What to do:
Your result will be the set of lines with "imageNo", copied from the material below.

Recorded data:
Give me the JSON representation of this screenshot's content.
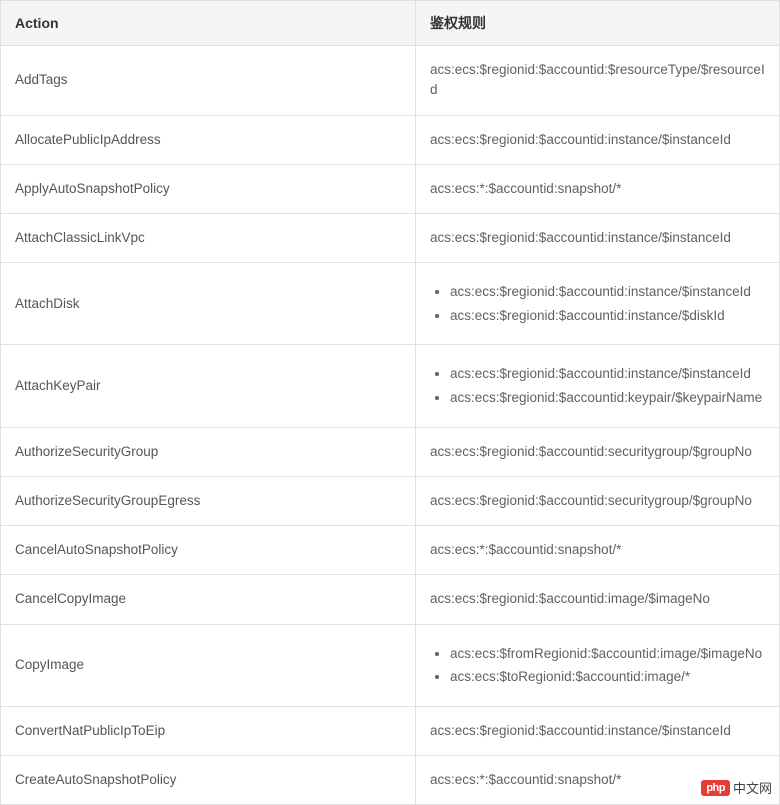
{
  "table": {
    "headers": {
      "action": "Action",
      "rule": "鉴权规则"
    },
    "rows": [
      {
        "action": "AddTags",
        "rules": [
          "acs:ecs:$regionid:$accountid:$resourceType/$resourceId"
        ],
        "list": false
      },
      {
        "action": "AllocatePublicIpAddress",
        "rules": [
          "acs:ecs:$regionid:$accountid:instance/$instanceId"
        ],
        "list": false
      },
      {
        "action": "ApplyAutoSnapshotPolicy",
        "rules": [
          "acs:ecs:*:$accountid:snapshot/*"
        ],
        "list": false
      },
      {
        "action": "AttachClassicLinkVpc",
        "rules": [
          "acs:ecs:$regionid:$accountid:instance/$instanceId"
        ],
        "list": false
      },
      {
        "action": "AttachDisk",
        "rules": [
          "acs:ecs:$regionid:$accountid:instance/$instanceId",
          "acs:ecs:$regionid:$accountid:instance/$diskId"
        ],
        "list": true
      },
      {
        "action": "AttachKeyPair",
        "rules": [
          "acs:ecs:$regionid:$accountid:instance/$instanceId",
          "acs:ecs:$regionid:$accountid:keypair/$keypairName"
        ],
        "list": true
      },
      {
        "action": "AuthorizeSecurityGroup",
        "rules": [
          "acs:ecs:$regionid:$accountid:securitygroup/$groupNo"
        ],
        "list": false
      },
      {
        "action": "AuthorizeSecurityGroupEgress",
        "rules": [
          "acs:ecs:$regionid:$accountid:securitygroup/$groupNo"
        ],
        "list": false
      },
      {
        "action": "CancelAutoSnapshotPolicy",
        "rules": [
          "acs:ecs:*:$accountid:snapshot/*"
        ],
        "list": false
      },
      {
        "action": "CancelCopyImage",
        "rules": [
          "acs:ecs:$regionid:$accountid:image/$imageNo"
        ],
        "list": false
      },
      {
        "action": "CopyImage",
        "rules": [
          "acs:ecs:$fromRegionid:$accountid:image/$imageNo",
          "acs:ecs:$toRegionid:$accountid:image/*"
        ],
        "list": true
      },
      {
        "action": "ConvertNatPublicIpToEip",
        "rules": [
          "acs:ecs:$regionid:$accountid:instance/$instanceId"
        ],
        "list": false
      },
      {
        "action": "CreateAutoSnapshotPolicy",
        "rules": [
          "acs:ecs:*:$accountid:snapshot/*"
        ],
        "list": false
      }
    ]
  },
  "watermark": {
    "logo": "php",
    "text": "中文网"
  }
}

Solution for this problem:
          "acs:ecs:$regionid:$accountid:image/$imageNo"
          "acs:ecs:$fromRegionid:$accountid:image/$imageNo",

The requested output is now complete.